ACTIVITY:
Copy out every line from the records that includes "Slave".

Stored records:
───

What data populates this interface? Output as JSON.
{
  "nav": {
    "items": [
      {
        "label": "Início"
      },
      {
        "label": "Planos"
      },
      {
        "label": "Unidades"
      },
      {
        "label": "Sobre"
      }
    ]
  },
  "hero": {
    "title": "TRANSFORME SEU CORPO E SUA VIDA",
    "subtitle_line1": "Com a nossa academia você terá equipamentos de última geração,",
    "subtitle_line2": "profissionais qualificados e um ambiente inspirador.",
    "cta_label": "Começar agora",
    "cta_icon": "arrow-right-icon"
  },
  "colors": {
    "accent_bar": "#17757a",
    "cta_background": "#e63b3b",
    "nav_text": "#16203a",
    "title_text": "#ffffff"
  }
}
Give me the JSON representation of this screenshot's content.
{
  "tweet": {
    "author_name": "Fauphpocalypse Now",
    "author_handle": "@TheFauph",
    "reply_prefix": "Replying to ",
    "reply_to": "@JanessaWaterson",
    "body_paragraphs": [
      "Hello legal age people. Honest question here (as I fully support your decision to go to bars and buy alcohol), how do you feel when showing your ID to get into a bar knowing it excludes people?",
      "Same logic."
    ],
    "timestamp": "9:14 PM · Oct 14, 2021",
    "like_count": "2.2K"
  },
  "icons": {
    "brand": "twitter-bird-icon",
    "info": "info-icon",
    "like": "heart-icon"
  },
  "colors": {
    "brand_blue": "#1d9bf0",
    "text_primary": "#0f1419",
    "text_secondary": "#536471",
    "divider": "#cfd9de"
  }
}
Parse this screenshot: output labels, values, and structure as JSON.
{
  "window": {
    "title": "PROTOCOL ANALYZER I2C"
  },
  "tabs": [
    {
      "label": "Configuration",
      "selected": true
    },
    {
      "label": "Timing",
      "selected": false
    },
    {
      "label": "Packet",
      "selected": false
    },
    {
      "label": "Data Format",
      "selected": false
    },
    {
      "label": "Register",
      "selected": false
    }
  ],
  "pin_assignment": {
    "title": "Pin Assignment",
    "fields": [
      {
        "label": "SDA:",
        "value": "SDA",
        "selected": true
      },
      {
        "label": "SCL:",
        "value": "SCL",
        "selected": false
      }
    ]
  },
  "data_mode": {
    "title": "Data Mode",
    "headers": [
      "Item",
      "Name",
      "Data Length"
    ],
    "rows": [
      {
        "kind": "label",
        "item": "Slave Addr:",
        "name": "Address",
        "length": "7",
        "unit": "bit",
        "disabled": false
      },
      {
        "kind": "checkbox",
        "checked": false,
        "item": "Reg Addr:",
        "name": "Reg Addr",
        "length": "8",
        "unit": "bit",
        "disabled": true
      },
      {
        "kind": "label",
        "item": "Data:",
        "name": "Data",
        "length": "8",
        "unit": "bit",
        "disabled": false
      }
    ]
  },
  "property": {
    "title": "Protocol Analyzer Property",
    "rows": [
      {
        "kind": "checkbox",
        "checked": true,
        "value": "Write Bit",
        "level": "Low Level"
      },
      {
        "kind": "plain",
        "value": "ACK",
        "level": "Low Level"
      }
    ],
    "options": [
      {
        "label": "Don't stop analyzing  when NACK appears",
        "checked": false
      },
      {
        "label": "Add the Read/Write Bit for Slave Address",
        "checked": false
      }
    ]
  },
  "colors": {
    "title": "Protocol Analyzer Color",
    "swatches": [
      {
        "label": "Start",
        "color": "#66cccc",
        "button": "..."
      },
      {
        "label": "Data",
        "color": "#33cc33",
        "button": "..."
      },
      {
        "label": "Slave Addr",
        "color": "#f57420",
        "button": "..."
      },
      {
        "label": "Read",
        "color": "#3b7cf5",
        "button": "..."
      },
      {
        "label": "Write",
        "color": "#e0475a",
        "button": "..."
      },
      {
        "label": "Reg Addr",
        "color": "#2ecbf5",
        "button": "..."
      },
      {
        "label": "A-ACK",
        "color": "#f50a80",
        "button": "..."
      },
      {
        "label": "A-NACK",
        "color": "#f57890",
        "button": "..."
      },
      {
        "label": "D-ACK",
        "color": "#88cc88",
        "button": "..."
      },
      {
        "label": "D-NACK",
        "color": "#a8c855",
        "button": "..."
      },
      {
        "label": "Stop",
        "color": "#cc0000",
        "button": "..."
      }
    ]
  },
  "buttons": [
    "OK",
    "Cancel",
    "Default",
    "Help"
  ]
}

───

PROBLEM SOLUTION:
        "item": "Slave Addr:",
        "label": "Add the Read/Write Bit for Slave Address",
        "label": "Slave Addr",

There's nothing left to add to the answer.